◆ Task brief ◆
Among the entries below, which lines include the string "image"? Show each one.

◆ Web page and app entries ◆
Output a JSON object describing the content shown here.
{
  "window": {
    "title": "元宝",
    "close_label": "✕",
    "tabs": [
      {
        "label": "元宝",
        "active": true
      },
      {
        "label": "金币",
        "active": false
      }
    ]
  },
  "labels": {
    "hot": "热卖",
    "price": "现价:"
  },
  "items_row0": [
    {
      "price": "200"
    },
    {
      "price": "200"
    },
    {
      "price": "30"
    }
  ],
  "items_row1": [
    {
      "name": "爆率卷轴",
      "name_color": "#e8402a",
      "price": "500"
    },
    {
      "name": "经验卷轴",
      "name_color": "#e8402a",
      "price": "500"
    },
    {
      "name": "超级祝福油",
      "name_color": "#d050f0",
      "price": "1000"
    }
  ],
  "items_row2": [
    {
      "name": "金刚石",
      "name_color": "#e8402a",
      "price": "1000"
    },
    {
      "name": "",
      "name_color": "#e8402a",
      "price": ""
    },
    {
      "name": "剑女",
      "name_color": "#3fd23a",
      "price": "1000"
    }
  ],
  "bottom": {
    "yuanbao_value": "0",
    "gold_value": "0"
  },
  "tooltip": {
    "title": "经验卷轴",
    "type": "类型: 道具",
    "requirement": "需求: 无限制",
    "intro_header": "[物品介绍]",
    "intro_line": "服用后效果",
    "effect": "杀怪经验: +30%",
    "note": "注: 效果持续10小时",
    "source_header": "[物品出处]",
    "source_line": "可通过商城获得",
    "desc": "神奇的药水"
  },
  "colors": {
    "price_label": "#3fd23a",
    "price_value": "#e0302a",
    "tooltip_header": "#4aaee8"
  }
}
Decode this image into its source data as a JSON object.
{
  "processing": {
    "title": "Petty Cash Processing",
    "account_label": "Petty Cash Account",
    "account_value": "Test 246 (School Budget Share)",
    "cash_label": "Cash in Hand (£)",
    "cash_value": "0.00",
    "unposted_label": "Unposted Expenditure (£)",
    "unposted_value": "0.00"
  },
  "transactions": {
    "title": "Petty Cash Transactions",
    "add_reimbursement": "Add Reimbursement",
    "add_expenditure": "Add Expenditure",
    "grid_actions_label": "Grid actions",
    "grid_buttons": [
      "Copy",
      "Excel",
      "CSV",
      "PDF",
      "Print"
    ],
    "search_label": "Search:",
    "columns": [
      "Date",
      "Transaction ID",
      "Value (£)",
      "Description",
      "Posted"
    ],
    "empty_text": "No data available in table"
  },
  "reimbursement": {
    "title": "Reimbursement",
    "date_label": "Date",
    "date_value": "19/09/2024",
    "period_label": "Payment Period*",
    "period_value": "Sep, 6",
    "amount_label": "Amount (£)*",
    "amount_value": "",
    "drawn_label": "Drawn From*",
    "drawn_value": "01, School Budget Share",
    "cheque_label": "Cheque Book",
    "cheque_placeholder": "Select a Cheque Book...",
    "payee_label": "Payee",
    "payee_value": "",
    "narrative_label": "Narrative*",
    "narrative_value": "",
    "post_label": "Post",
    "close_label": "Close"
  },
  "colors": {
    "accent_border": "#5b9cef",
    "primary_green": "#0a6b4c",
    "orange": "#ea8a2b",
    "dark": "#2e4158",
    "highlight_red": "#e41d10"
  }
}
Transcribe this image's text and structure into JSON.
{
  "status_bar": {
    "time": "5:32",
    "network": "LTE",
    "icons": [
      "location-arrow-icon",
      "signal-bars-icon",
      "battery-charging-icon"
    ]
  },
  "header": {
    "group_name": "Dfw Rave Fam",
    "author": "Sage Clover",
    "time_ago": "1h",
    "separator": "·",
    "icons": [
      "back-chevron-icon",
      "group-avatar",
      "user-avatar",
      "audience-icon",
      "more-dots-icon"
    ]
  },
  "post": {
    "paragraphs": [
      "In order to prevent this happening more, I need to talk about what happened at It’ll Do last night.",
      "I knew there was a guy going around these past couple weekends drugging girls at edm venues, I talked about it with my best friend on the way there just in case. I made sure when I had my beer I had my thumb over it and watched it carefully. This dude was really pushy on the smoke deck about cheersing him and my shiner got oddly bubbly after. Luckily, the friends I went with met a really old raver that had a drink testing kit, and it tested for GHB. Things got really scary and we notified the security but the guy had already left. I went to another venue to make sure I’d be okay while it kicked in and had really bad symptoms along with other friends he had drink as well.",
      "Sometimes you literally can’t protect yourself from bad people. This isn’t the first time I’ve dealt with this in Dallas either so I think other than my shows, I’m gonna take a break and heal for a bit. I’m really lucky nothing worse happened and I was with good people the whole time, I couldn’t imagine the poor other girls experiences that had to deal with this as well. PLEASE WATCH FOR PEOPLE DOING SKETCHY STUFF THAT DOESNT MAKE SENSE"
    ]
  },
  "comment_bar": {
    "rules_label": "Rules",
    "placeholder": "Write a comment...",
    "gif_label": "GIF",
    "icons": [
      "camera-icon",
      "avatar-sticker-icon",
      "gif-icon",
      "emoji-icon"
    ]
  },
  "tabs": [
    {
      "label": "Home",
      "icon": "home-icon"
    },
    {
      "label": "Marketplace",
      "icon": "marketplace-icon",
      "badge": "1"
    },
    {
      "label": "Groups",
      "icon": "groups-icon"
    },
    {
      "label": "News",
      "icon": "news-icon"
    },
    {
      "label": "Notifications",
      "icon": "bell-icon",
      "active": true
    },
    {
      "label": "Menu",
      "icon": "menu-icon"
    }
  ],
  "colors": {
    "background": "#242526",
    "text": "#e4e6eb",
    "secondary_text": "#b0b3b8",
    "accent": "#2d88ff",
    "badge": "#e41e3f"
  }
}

◆ Task answer ◆
Decode this image into its source data as a JSON object.
Transcribe this image's text and structure into JSON.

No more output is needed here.